Still Alice¬†is about Alice, a Harvard professor in her fifties who is diagnosed with early onset Alzheimer’s. This book chronicles the fictional tale of Alice’s progression into the illness and how she manages to cope with this tragic disease.

As a caregiver to the elderly and someone who has a passion specifically for those with Alzheimer’s and dementia, my attention was completely captivated by Still Alice¬†and it was very difficult to put it down. This novel is quite beautiful in the telling of Alice’s story and the accurate depiction of the progression of Alzheimer’s. It was simultaneously tragic and uplifting reading how Alzheimer’s affected every aspect of Alice’s life, from her career, to her family, to her every day life. I gasped aloud, teared up, and laughed along with the mountains and the inevitable valleys that Alzheimer’s brings.

If you’re looking for a moving book that is easy to read, but is quite deep, I would highly recommend¬†Still Alice. (Side note: based on the trailer, I have a hunch that the book is much better than the movie.)

‚ô• Michaela

Baby Steps to Optimal Health

I think it’s pretty safe to say that we all want to be healthier. We know that eating a cheeseburger at McDonald’s is bad for us, that we should exercise more, drink less alcohol, & get more sleep at night. However, this is no easy task when burgers taste delicious, sitting on the couch is relaxing, getting drunk is fun, & our busy schedules keep getting in the way of better night time habits.

What can be done? Below are steps that I try to implement in my every day life. I have to keep reminding myself that optimal health is a process and that it takes time, which can be frustrating for those of us that prefer instant results (myself included). Hopefully the steps below empower you and motivate you in your journey.

1. Start caring.

Your health is important and your lifelong happiness hinges on it. Think about the quality of life you’d like to have now, 10 years from now, and 20+ years from now. Do you want to be active and able to do most, if not all, of the things that you enjoy currently? Would you like spend your days taking medications and waiting in doctors’ offices or would you like to be out enjoying the great things that life has to offer? Do you want to be wheelchair-bound, fully dependent on others, and restricted to your house or would you like to have control and independence in your own life?
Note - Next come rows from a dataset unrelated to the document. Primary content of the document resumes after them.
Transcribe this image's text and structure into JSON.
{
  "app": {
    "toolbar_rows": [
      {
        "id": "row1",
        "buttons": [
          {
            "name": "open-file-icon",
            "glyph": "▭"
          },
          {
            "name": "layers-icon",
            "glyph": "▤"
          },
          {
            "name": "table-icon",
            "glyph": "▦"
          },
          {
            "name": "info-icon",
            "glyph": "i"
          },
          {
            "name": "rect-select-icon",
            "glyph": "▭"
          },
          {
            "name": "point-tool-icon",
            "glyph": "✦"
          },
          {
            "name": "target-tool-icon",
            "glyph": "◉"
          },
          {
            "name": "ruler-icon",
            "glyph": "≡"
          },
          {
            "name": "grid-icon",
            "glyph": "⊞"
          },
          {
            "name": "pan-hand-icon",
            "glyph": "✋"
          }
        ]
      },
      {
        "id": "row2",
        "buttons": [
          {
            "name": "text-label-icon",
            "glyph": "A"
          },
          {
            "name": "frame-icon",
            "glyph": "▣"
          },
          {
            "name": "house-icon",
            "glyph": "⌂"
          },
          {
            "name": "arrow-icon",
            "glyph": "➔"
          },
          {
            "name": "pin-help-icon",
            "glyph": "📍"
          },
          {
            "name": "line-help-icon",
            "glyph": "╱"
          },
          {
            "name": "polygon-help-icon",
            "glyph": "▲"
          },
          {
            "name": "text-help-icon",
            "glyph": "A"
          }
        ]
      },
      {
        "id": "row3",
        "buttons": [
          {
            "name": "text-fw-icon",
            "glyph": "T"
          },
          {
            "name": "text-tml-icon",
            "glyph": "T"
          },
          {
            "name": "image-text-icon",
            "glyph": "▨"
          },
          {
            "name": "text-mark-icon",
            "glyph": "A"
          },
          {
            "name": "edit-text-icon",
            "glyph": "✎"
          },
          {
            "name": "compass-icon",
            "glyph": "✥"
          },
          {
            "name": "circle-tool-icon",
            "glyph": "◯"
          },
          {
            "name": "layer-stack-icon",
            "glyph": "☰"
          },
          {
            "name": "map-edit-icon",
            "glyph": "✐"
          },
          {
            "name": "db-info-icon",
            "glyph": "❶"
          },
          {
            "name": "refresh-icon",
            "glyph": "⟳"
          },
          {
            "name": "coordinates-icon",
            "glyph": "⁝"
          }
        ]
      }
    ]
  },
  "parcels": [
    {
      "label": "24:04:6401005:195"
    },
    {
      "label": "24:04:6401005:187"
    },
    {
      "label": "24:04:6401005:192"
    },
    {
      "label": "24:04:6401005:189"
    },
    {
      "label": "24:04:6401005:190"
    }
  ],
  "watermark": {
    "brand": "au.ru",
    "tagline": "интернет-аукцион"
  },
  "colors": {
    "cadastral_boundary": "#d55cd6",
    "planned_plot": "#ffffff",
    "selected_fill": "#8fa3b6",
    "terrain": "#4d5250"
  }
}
A lot of those options depend on the decisions you make¬†now.

2. Start small.

Break it down. What would you like to change first? Maybe you’d like to eat healthier. Try cutting out fast food, then after that eat more vegetables, then cut¬†out sugar, etc. Take it one step at a time. Would you like to exercise more? Start by going for a walk three times a week, then every day, then go for hikes, and then start lifting weights. ¬†Don’t try to implement it all at once. If you go too hard too fast, you are more likely to get discouraged.

3. Write out your goals.

Do you want to lose weight? Write down the amount of pounds you’d like to lose and then research ways to make that possible. Give yourself a reasonable timeline (maybe 1 pound a week) & then go at it. Make a chart and put it on your wall. Visual aids and encouragements are very motivating.

4. Be patient.

Rome wasn’t built in a day and neither is optimum health. Unfortunately, we will live in a toxic world and most of us have grown up being ignorant of truly helpful health practices. Don’t expect to transform your health in a day, week, or even a year. You can make great strides in that amount of time, but it takes awhile to right our wrongs. Good habits need time to become concrete, our bodies need time to rewire, and it takes time and energy to research and implement practices that work best for you.

5. Love yourself.

Love yourself¬†every day. Don’t beat yourself up because you cheated on your diet. Don’t get discouraged because the number on the scale isn’t changing. Don’t let yourself get down because you didn’t work out today. This is all a process. You’re only human and all you can do is your best. Being hard on yourself will not motivate you to get off the couch. More than likely, it will motivate you to return to your bad habits as a source of comfort.¬†Be proud of yourself for trying, kick yourself in the butt when you need to, and love yourself when you’re not where you’d like to be.


‚ô• Michaela